SANTA FE, N.M. (AP) — New Mexico legislators expressed nearly unfettered support for state tax incentives to the film industry at a pubic hearing on Tuesday, in the wake of the shooting death last month of a cinematographer from gunfire on the set of a western movie production.

New Mexico offers a rebate of between 25% and 35% of in-state spending for video production that helps filmmakers large and small underwrite their work.

At the hearing, state economic development officials and consultants presented an analysis showing an eight-fold benefit to the local economy for every tax dollar spent on the film tax credit. Credits toward film productions were estimated at $109 million for the year ending in June 2021, and $52 million the prior year.

“D.N.P. — do not panic. New Mexico supports the film industry,” Democratic state Rep. Moe Maestas said, amid discussions about how to bolster the local film industry financially.

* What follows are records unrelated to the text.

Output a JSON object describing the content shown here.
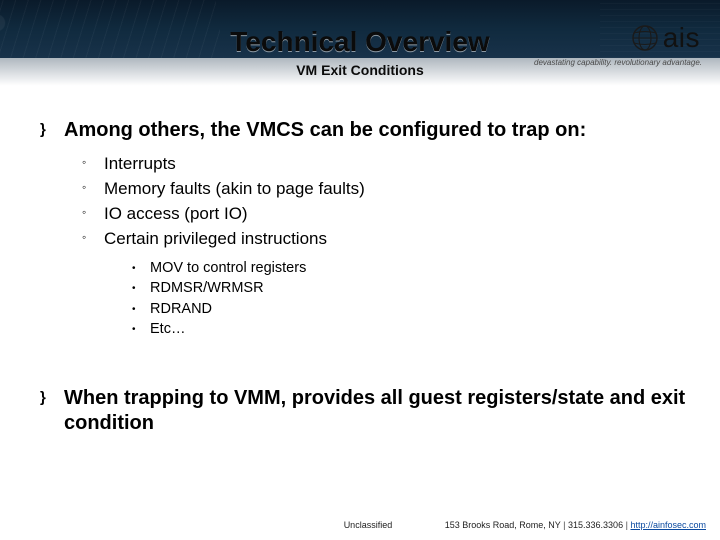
{
  "header": {
    "title": "Technical Overview",
    "subtitle": "VM Exit Conditions",
    "logo_text": "ais",
    "tagline": "devastating capability. revolutionary advantage."
  },
  "content": {
    "bullets": [
      {
        "marker": "}",
        "text": "Among others, the VMCS can be configured to trap on:",
        "sub": [
          {
            "marker": "◦",
            "text": "Interrupts"
          },
          {
            "marker": "◦",
            "text": "Memory faults (akin to page faults)"
          },
          {
            "marker": "◦",
            "text": "IO access (port IO)"
          },
          {
            "marker": "◦",
            "text": "Certain privileged instructions",
            "sub": [
              {
                "marker": "•",
                "text": "MOV to control registers"
              },
              {
                "marker": "•",
                "text": "RDMSR/WRMSR"
              },
              {
                "marker": "•",
                "text": "RDRAND"
              },
              {
                "marker": "•",
                "text": "Etc…"
              }
            ]
          }
        ]
      },
      {
        "marker": "}",
        "text": "When trapping to VMM, provides all guest registers/state and exit condition"
      }
    ]
  },
  "footer": {
    "classification": "Unclassified",
    "address": "153 Brooks Road, Rome, NY",
    "phone": "315.336.3306",
    "url_text": "http://ainfosec.com",
    "separator": "|"
  }
}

His supportive comments were echoed by several other legislators in the Democratic majority.

Producers of “Rust” — where a gun fired in rehearsal by actor Alec Baldwin killed cinematographer Halyna Hutchins and wounded a director — registered to receive a state rebate but are unlikely to ever collect after filming was halted.

The Santa Fe County Sheriff’s Office is investigating the Oct. 21 death on a movie set that had inexperienced crew members, apparent safety lapses and a serious labor dispute. Authorities say Baldwin thought he was handed a gun without any live rounds before firing it during a rehearsal at the Bonanza Creek Ranch outside Santa Fe.

Workplace safety was not discussed at Tuesday’s legislative hearing, and officials took pains not to mention “Rust” directly.

Amber Dodson, director of New Mexico Film Office, noted that legislative reforms in 2019 opened up greater incentives to film production companies that demonstrate long-term commitments to New Mexico through a 10-year contract on a qualified production facility. Netflix and NBCUniversal have secured that “film partner” status that lifts the cap on annual production rebates.

“These deals certainly create a long term sustainability to this industry,” Dodson said. “So we’re not a flash-in-the-pan place to go shoot a western anymore. We are a hub in an ecosystem that is long-term and sustainable.”

New Mexico Gov. Michelle Lujan Grisham, an ardent supporter of the film industry, has indicated that she’ll await additional facts in the “Rust” investigation before considering any changes to state regulations.

The New Mexico Film Office recently started requiring a written commitment from filmmakers who apply for financial incentives to follow industry safety guidelines.

Several companies came together to finance and produce “Rust,” including Baldwin’s El Dorado Pictures. The film, which is based on a story by Director Joel Souza and Baldwin, was financed in part by Las Vegas-based Streamline Global, which describes its business model as “acquiring films that offer certain tax benefits” that may “reduce the owner’s federal income tax liability from income earned from other sources.”

BondIt Media Capital, an independent film financier, also bankrolled “Rust.”

Leon Forde, managing director for video-sector consulting firm Olsberg SPI, said New Mexico’s local film production incentive is among the most generous in the US.

State Rep. Larry Scott of Hobbs, a Republican in the legislative minority, was dismissive of the new economic study and suggested New Mexico may be spending too much on a film industry that directly employs fewer than 8,000 people.

“My fear here is that we’ve sent the foxes to count the chickens,” Scott said.

Film production expenditures climbed to nearly $624 million for the year ending in June, an all-time high since the film tax rebate was introduced in 2003.